  • May be used instead of surgery in early-stage lung cancer or for patients for whom surgery is not an option
  • Delivers higher radiation doses to tumors, which would not be possible with other radiation therapies
  • Causes less damage to healthy lung tissue
  • Requires fewer treatments than conventional radiation therapy

SBRT, a sub-type of external beam radiation, uses advanced technologies such as:

TrueBeam™ and CyberKnife®: The software and respiratory tracking systems in these advanced technologies are designed to confirm the location of a lung tumor and continually track its movement in real time, which allows for the delivery of a more precise dose of radiation without damaging surrounding healthy tissue.

TomoTherapy®: This technology is designed to deliver precise radiation doses to match complex lung tumor shapes while avoiding sensitive structures.

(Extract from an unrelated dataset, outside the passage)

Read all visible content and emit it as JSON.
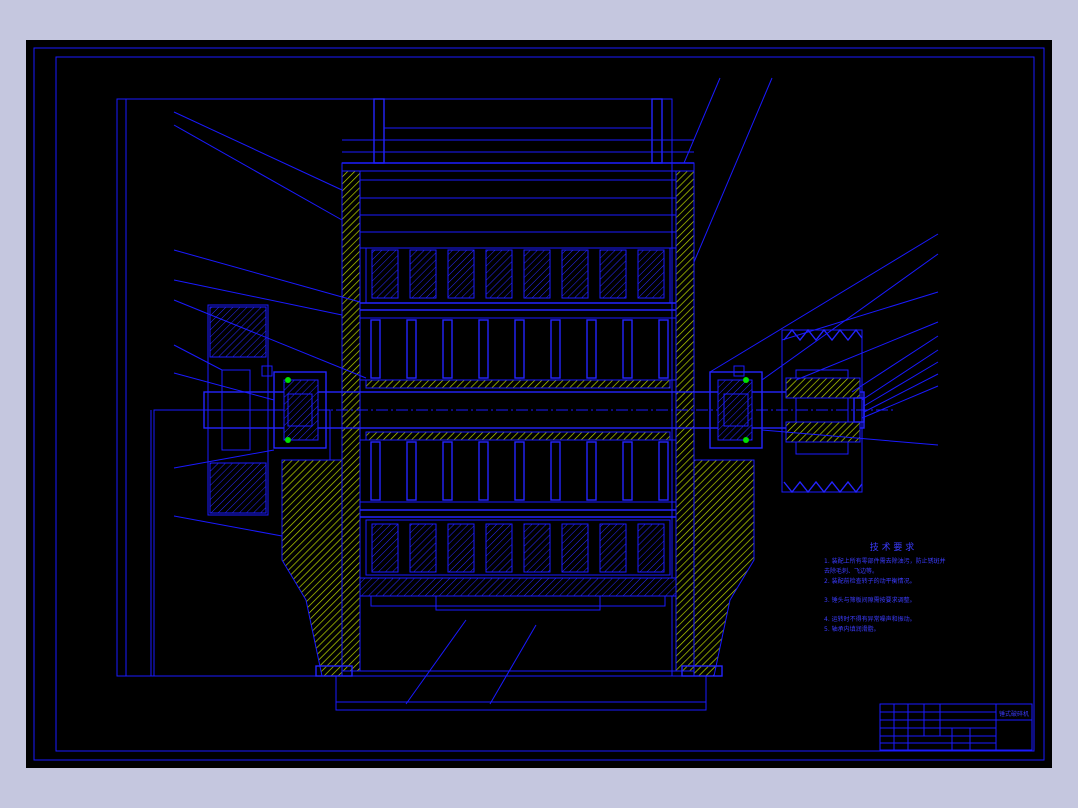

This may help limit side effects, such as shortness of breath or heart damage.

High-dose rate brachytherapy (HDR)

Because the lungs support breathing and are located near the heart and other essential structures, it's important for radiation treatment to be tightly focused on tumors to help avoid serious side effects. That is why HDR brachytherapy may be a benefit for some lung cancer patients. Other potential benefits of HDR brachytherapy include:

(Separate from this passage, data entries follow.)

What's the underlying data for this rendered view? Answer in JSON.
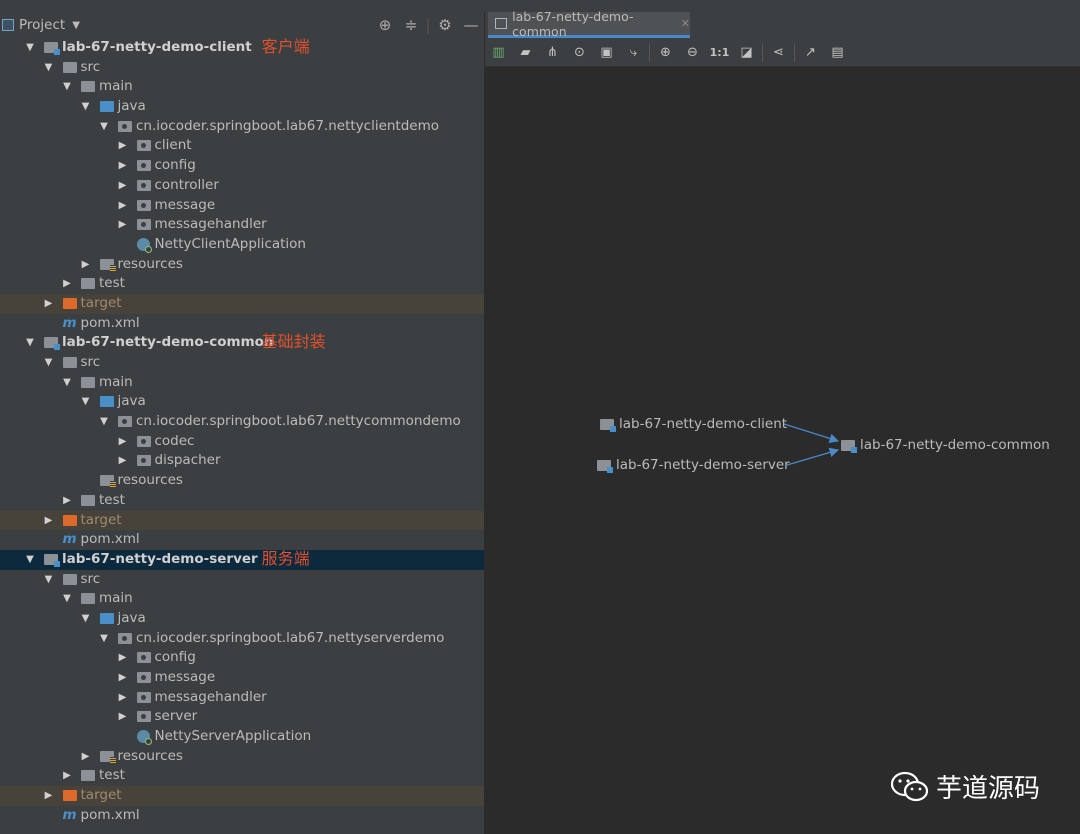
{
  "project_panel": {
    "title": "Project",
    "tools": [
      "locate-icon",
      "collapse-icon",
      "gear-icon",
      "hide-icon"
    ]
  },
  "tree": [
    {
      "depth": 1,
      "arrow": "down",
      "icon": "module",
      "label": "lab-67-netty-demo-client",
      "bold": true,
      "annotation": "客户端"
    },
    {
      "depth": 2,
      "arrow": "down",
      "icon": "folder",
      "label": "src"
    },
    {
      "depth": 3,
      "arrow": "down",
      "icon": "folder",
      "label": "main"
    },
    {
      "depth": 4,
      "arrow": "down",
      "icon": "folder-blue",
      "label": "java"
    },
    {
      "depth": 5,
      "arrow": "down",
      "icon": "package",
      "label": "cn.iocoder.springboot.lab67.nettyclientdemo"
    },
    {
      "depth": 6,
      "arrow": "right",
      "icon": "package",
      "label": "client"
    },
    {
      "depth": 6,
      "arrow": "right",
      "icon": "package",
      "label": "config"
    },
    {
      "depth": 6,
      "arrow": "right",
      "icon": "package",
      "label": "controller"
    },
    {
      "depth": 6,
      "arrow": "right",
      "icon": "package",
      "label": "message"
    },
    {
      "depth": 6,
      "arrow": "right",
      "icon": "package",
      "label": "messagehandler"
    },
    {
      "depth": 6,
      "arrow": "none",
      "icon": "app",
      "label": "NettyClientApplication"
    },
    {
      "depth": 4,
      "arrow": "right",
      "icon": "resources",
      "label": "resources"
    },
    {
      "depth": 3,
      "arrow": "right",
      "icon": "folder",
      "label": "test"
    },
    {
      "depth": 2,
      "arrow": "right",
      "icon": "folder-orange",
      "label": "target",
      "excluded": true
    },
    {
      "depth": 2,
      "arrow": "none",
      "icon": "maven",
      "label": "pom.xml"
    },
    {
      "depth": 1,
      "arrow": "down",
      "icon": "module",
      "label": "lab-67-netty-demo-common",
      "bold": true,
      "annotation": "基础封装"
    },
    {
      "depth": 2,
      "arrow": "down",
      "icon": "folder",
      "label": "src"
    },
    {
      "depth": 3,
      "arrow": "down",
      "icon": "folder",
      "label": "main"
    },
    {
      "depth": 4,
      "arrow": "down",
      "icon": "folder-blue",
      "label": "java"
    },
    {
      "depth": 5,
      "arrow": "down",
      "icon": "package",
      "label": "cn.iocoder.springboot.lab67.nettycommondemo"
    },
    {
      "depth": 6,
      "arrow": "right",
      "icon": "package",
      "label": "codec"
    },
    {
      "depth": 6,
      "arrow": "right",
      "icon": "package",
      "label": "dispacher"
    },
    {
      "depth": 4,
      "arrow": "none",
      "icon": "resources",
      "label": "resources"
    },
    {
      "depth": 3,
      "arrow": "right",
      "icon": "folder",
      "label": "test"
    },
    {
      "depth": 2,
      "arrow": "right",
      "icon": "folder-orange",
      "label": "target",
      "excluded": true
    },
    {
      "depth": 2,
      "arrow": "none",
      "icon": "maven",
      "label": "pom.xml"
    },
    {
      "depth": 1,
      "arrow": "down",
      "icon": "module",
      "label": "lab-67-netty-demo-server",
      "bold": true,
      "annotation": "服务端",
      "selected": true
    },
    {
      "depth": 2,
      "arrow": "down",
      "icon": "folder",
      "label": "src"
    },
    {
      "depth": 3,
      "arrow": "down",
      "icon": "folder",
      "label": "main"
    },
    {
      "depth": 4,
      "arrow": "down",
      "icon": "folder-blue",
      "label": "java"
    },
    {
      "depth": 5,
      "arrow": "down",
      "icon": "package",
      "label": "cn.iocoder.springboot.lab67.nettyserverdemo"
    },
    {
      "depth": 6,
      "arrow": "right",
      "icon": "package",
      "label": "config"
    },
    {
      "depth": 6,
      "arrow": "right",
      "icon": "package",
      "label": "message"
    },
    {
      "depth": 6,
      "arrow": "right",
      "icon": "package",
      "label": "messagehandler"
    },
    {
      "depth": 6,
      "arrow": "right",
      "icon": "package",
      "label": "server"
    },
    {
      "depth": 6,
      "arrow": "none",
      "icon": "app",
      "label": "NettyServerApplication"
    },
    {
      "depth": 4,
      "arrow": "right",
      "icon": "resources",
      "label": "resources"
    },
    {
      "depth": 3,
      "arrow": "right",
      "icon": "folder",
      "label": "test"
    },
    {
      "depth": 2,
      "arrow": "right",
      "icon": "folder-orange",
      "label": "target",
      "excluded": true
    },
    {
      "depth": 2,
      "arrow": "none",
      "icon": "maven",
      "label": "pom.xml"
    }
  ],
  "editor": {
    "tab_label": "lab-67-netty-demo-common",
    "toolbar": [
      "chart-icon",
      "folder-icon",
      "tree-icon",
      "find-icon",
      "fit-icon",
      "route-icon",
      "zoom-in-icon",
      "zoom-out-icon",
      "actual-size-icon",
      "fit-page-icon",
      "layout-icon",
      "export-icon",
      "print-icon"
    ],
    "actual_size_label": "1:1",
    "diagram": {
      "nodes": {
        "client": "lab-67-netty-demo-client",
        "server": "lab-67-netty-demo-server",
        "common": "lab-67-netty-demo-common"
      },
      "edge_color": "#4a88c7"
    }
  },
  "watermark": {
    "text": "芋道源码"
  },
  "colors": {
    "annotation": "#e0512d",
    "selected_row": "#0d293e",
    "excluded_row": "#47433a"
  }
}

  • Radiation beams are precisely targeted inside the tumors, controlling the location and intensity, and offering more precision and concentrated dosing.
  • Radiation exposure to healthy lung tissue and nearby organs is limited or eliminated, reducing side effects like difficulty breathing.

Lung cancer radiation side effects

Radiation therapy may cause side effects that require additional care. These side effects may include:

  • Skin irritation, redness or blistering
  • Pain
  • Fatigue
  • Hair loss where the radiation was delivered

Side effects may be more intense if radiation therapy is delivered with other treatments, such as chemotherapy.

Radiation therapy experts work with supportive care providers who are experienced treating the side effects of radiation therapy. They’ll work with patients to provide personalized care designed to keep them strong so they can continue with their lung cancer treatment without health-related delays or interruptions.

Expert cancer care

is one call away.
appointments in as little as 24 hrs.